Sounds a little like a Robert Ludlum novel, right? But no, I’m referring to a collection of P. P. Bazhov’s traditional tales of the Ural Mountains and the miners who worked there. It’s entitled The Malachite Casket in English (Malakhitova︠i︡a shkatulka in transliterated Russian).
The stories are very well known by Russian speakers, and Sergei Prokofiev’s last ballet, The Tale of the Stone Flower, is based on these tales.
I didn’t know what malachite was when my parents gave me the book, though I sort of knew what a “casket” was (a coffin?). But I fell in love with malachite, a copper ore, as soon as I saw it. Here’s what it looks like:
And the “malachite casket” of the stories is a jewelry box, not a box for a dead body!
I was reminded of these beautiful tales when I was recently reading two books on translation – one a 2013 compilation by various translators entitled In Translation, and the other Edith Grossman’s 2010 book, Why Translation Matters. She ought to know; she has written the best translation of Don Quixote in half a century (no mean feat!).
We owe a debt to translation that most of us, I think, tend to forget. Unless we read French, we have not read Perrault’s original (written) versions of “Cinderella,” “Sleeping Beauty of the Wood,” “Blue Beard” and “Little Red Riding Hood” (you may be unpleasantly surprised at some of these stories, especially if all you know are the Disney versions!). Unless we read German, we have not read the Brothers Grimm’s “Hansel and Gretel,” “The Fisherman and His Wife” and “The Bremen Town Musicians” (don’t read “The Girl With No Hands” or “All-Kinds-of-Fur;” they’re very creepy). If we don’t know Classical Greek, we can’t read Aristophanes’ original comedy The Birds, no Latin and and we can’t read Ovid’s original Metamorphoses – and to bring in a more contemporary note, if we don’t know Swedish, we can’t read the original of Stieg Larsson’s Girl with the Dragon Tattoo. Jules Verne didn’t write 20,000 Leagues Under the Sea in English and Nobel Prize winner Gabriel García Márquez didn’t write One Hundred Years of Solitude in English (it was brilliantly translated by Gregory Rabassa). These works are all translations from other languages into English.

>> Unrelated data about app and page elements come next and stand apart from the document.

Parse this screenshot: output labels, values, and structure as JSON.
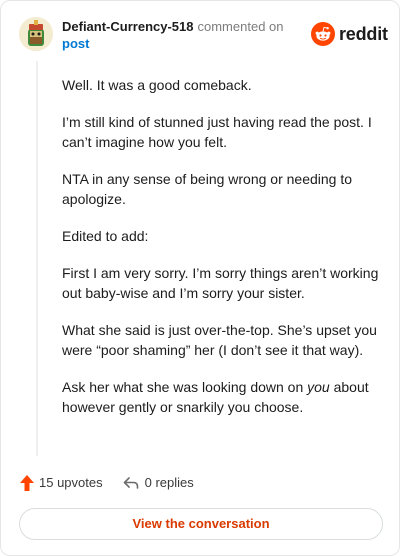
{
  "header": {
    "author": "Defiant-Currency-518",
    "action_text": "commented on",
    "post_link": "post",
    "brand_wordmark": "reddit"
  },
  "comment": {
    "paragraphs": [
      "Well. It was a good comeback.",
      "I’m still kind of stunned just having read the post. I can’t imagine how you felt.",
      "NTA in any sense of being wrong or needing to apologize.",
      "Edited to add:",
      "First I am very sorry. I’m sorry things aren’t working out baby-wise and I’m sorry your sister.",
      "What she said is just over-the-top. She’s upset you were “poor shaming” her (I don’t see it that way)."
    ],
    "last_paragraph": {
      "before": "Ask her what she was looking down on ",
      "emphasis": "you",
      "after": " about however gently or snarkily you choose."
    }
  },
  "footer": {
    "upvotes": "15 upvotes",
    "replies": "0 replies",
    "view_button": "View the conversation"
  },
  "colors": {
    "brand_orange": "#ff4500",
    "link_blue": "#0079d3",
    "button_text": "#d93a00"
  },
  "icons": {
    "upvote": "upvote-arrow-icon",
    "reply": "reply-arrow-icon",
    "brand": "reddit-snoo-icon",
    "avatar": "user-avatar"
  }
}
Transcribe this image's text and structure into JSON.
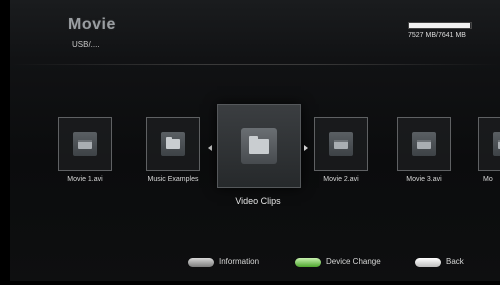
{
  "header": {
    "title": "Movie",
    "path": "USB/....",
    "storage_text": "7527 MB/7641 MB",
    "storage_fraction": 0.985
  },
  "items": [
    {
      "label": "Movie 1.avi",
      "icon": "movie-icon"
    },
    {
      "label": "Music Examples",
      "icon": "folder-icon"
    },
    {
      "label": "Video Clips",
      "icon": "folder-icon",
      "selected": true
    },
    {
      "label": "Movie 2.avi",
      "icon": "movie-icon"
    },
    {
      "label": "Movie 3.avi",
      "icon": "movie-icon"
    },
    {
      "label": "Mo",
      "icon": "movie-icon"
    }
  ],
  "footer": {
    "information": "Information",
    "device_change": "Device Change",
    "back": "Back"
  },
  "colors": {
    "background": "#111214",
    "green_button": "#4ea62e",
    "grey_button": "#9a9a9a",
    "white_button": "#e8e8e8"
  }
}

We English speakers are spoiled because there is so much written originally in English, and so many authors want their works translated into English. We can all too easily fall into feeling that anyone important – Shakespeare, Dickens, Faulkner – already wrote in our language, so why bother with anything from another language?
Why? For two reasons. One is that many important things have been written in other languages (however you want to define important); another language furnishes another window on the world, other points of view. That’s what makes translation so difficult – and makes getting it right so essential.
And the other reason? Because so many works written in other languages are so wondrous. I have never stopped loving The Malachite Casket. I don’t know how good a translation mine is – but I have never forgotten the characters: the Mistress of the Copper Mountain, Danila the Craftsman who longs to make exquisite goblets of malachite, Katya, who dares scold the Mistress for stealing her man by showing him the Stone Flower, Tanyushka who leans against the malachite wall of the Tsar’s palace in St. Petersburg and simply melts away… Open another window on the world and add what you see to your own vision. Translation does matter.